Citing unresolved questions about parking and a planned bike lane for Battery Park Avenue, the TRC continued its review until more information is available. The proposed 80-room hotel will likely come before the board again on Monday, Feb. 4, then face a hearing at the Downtown Commission on Friday, Feb. 8, followed by the Planning and Zoning Commission on Wednesday, March 6.
A 170-room proposal on Fairview Road was voted down 6-1, with only Vice Mayor Gwen Wisler dissenting, while a public hearing on a 56-room project on Biltmore Avenue was continued at the developer’s request until March 26. Council members Vijay Kapoor and Julie Mayfield raised concerns about the former hotel’s place in longer-term plans for Asheville.
City Council approved a 112-room, five-story hotel project at 390 Airport Road at its Jan. 23 meeting, but not without some reluctance.
In case you missed them, here are some of Xpress’ most intriguing stories from the week of Sept. 13.
In the seven months since the city of Asheville altered its regulations to give City Council more oversight over large building and hotel projects, Council has approved two proposed hotels.

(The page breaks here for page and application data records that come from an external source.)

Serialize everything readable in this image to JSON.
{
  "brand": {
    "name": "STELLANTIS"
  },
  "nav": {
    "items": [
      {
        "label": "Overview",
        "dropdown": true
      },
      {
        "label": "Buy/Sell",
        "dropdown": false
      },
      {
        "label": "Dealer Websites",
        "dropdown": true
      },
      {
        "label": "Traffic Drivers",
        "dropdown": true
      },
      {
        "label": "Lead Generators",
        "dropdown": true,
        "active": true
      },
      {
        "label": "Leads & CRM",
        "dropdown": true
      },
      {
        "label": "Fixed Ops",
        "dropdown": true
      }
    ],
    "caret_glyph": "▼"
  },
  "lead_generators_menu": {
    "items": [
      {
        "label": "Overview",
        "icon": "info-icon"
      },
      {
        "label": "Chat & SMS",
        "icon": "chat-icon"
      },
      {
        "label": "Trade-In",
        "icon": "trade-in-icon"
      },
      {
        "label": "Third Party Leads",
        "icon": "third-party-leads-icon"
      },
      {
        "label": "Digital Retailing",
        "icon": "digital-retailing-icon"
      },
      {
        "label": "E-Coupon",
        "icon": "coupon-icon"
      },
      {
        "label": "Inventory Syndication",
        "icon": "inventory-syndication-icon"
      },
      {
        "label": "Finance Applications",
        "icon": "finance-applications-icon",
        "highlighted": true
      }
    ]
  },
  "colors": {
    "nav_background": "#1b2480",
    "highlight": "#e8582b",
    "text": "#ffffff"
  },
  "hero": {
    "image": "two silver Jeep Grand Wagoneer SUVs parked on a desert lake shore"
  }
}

Xpress takes a closer look to see what it looks like when hotels try to pass muster before Council.
Hunger Action Month brings a fresh-produce hub for Haywood and Jackson counties, an expansion of the MANNA Packs for Kids program and a new initiative that engages tourists in raising funds to alleviate food-insecurity in Asheville and beyond.
“I believe the euphemism I’m looking for is, ‘Are you kidding me right now?’ An Asheville rental at $3,160?”
Asheville’s Planning & Zoning Commission heard the last hotel zoning application submitted under the city’s previous zoning rules, which changed on Feb. 14. The commission approved a 112-room Courtyard by Marriott hotel planned for 26 Meadow Road. Moving forward, any hotel project with more than 20 rooms will have to make its case to City Council as a conditional zoning application. The conditional zoning process gives the elected officials more discretion than P&Z’s guidelines allow.
Asheville’s Planning & Zoning Commission approved a 74-room hotel on Sweeten Creek Road, an increase in the number of units included in the proposed redevelopment of Lee Walker Heights, changes to the cottage development ordinance and upgrades to a county waste transfer station on Hominy Creek Road. The commission met on April 5.
While reviewing recent results and planning for the coming year at its annual strategic planning retreat, the Buncombe County Tourism Development Authority also grappled with its biggest challenge — convincing locals that the tourism industry is a positive force in the region.
” So, basically, we’re going to tell you one thing and do what we’ve always done; this is just to mollify those folks always whining about overdevelopment.”
Through their elected leaders, Asheville voters will now have more say-so over development projects downtown and new hotels citywide.